**WHAT YOU ARE ASKED TO DO:** Find the word "Start" in the data. Return every line where it appears.

**INPUT DATA:**
·····
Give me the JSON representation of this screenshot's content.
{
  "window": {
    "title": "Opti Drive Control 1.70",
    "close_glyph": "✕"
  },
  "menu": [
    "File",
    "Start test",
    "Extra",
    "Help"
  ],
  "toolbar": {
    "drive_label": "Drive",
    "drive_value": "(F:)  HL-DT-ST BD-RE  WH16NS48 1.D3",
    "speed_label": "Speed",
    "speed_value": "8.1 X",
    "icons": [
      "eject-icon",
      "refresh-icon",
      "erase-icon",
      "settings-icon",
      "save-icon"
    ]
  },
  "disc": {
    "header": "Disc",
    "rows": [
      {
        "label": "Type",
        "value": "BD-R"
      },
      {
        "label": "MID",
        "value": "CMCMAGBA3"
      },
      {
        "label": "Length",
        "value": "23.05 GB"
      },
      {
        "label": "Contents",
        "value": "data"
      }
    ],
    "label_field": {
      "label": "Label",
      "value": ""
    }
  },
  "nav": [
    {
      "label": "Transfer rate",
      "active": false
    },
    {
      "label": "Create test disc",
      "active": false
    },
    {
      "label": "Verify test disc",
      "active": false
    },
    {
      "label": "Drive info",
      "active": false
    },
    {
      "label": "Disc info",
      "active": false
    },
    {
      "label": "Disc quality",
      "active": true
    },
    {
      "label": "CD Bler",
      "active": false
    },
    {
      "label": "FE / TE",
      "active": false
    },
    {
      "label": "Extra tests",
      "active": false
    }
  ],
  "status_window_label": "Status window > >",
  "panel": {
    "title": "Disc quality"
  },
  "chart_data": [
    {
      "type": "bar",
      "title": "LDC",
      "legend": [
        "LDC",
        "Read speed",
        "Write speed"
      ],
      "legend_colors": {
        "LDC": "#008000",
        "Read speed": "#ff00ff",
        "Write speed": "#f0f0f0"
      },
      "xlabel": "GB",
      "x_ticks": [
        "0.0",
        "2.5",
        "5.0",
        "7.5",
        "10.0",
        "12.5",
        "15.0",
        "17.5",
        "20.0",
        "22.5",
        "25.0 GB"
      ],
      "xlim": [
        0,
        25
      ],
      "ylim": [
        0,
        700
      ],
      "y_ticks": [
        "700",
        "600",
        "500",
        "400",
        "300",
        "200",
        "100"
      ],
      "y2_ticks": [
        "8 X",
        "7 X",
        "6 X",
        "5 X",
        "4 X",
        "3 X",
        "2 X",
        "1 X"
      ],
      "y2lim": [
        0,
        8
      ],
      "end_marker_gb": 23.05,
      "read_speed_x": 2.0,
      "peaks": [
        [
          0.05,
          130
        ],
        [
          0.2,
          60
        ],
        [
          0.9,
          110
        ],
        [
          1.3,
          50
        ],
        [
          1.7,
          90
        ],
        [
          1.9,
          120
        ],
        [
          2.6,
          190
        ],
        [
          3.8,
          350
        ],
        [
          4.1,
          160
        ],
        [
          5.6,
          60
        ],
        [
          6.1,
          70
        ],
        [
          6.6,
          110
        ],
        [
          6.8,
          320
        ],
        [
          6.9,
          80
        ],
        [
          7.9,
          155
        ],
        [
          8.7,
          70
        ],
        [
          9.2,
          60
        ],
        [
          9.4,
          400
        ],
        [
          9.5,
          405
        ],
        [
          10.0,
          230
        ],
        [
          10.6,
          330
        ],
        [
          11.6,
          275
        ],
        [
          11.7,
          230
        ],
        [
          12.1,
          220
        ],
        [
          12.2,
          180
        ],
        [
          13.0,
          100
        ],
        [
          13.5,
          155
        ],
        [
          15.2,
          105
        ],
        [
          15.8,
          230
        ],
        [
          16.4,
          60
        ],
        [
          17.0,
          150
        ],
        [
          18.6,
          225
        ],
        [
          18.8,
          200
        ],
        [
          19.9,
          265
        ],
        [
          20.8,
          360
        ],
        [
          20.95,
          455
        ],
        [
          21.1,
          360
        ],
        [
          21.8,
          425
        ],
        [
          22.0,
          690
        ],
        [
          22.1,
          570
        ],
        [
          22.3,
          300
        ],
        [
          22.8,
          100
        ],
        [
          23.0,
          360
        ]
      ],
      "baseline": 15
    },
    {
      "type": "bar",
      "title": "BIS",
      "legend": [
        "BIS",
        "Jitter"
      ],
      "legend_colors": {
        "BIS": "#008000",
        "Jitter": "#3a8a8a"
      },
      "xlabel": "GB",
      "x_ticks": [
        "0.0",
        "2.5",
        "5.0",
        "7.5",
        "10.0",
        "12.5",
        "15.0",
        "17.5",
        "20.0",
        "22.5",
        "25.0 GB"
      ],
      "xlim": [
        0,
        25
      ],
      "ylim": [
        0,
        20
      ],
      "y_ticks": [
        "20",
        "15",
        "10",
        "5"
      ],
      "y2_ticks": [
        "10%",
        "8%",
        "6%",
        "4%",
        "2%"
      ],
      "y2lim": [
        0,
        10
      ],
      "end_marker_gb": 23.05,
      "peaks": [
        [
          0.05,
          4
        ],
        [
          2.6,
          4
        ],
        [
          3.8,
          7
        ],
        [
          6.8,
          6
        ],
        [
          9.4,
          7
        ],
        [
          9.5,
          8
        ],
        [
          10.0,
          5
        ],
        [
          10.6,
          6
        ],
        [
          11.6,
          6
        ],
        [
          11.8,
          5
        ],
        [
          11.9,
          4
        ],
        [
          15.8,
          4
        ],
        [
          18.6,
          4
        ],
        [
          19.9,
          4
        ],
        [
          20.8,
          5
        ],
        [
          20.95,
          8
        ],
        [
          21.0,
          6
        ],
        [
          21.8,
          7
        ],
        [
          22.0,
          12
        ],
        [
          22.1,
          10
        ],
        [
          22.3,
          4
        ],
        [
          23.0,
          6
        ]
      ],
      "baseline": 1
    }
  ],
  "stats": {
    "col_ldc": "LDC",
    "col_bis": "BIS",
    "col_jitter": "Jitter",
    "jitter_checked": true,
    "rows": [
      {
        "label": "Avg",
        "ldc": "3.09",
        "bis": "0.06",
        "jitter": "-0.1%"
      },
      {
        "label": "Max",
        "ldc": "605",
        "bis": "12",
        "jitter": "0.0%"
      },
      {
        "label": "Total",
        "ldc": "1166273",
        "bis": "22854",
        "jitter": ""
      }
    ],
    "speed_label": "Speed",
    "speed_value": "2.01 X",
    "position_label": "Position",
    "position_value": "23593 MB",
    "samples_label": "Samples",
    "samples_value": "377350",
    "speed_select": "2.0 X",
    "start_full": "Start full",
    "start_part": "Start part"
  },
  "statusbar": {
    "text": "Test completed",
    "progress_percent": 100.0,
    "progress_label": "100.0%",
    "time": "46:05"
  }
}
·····
**EXERCISE SOLUTION:**
    "Start test",
    "start_full": "Start full",
    "start_part": "Start part"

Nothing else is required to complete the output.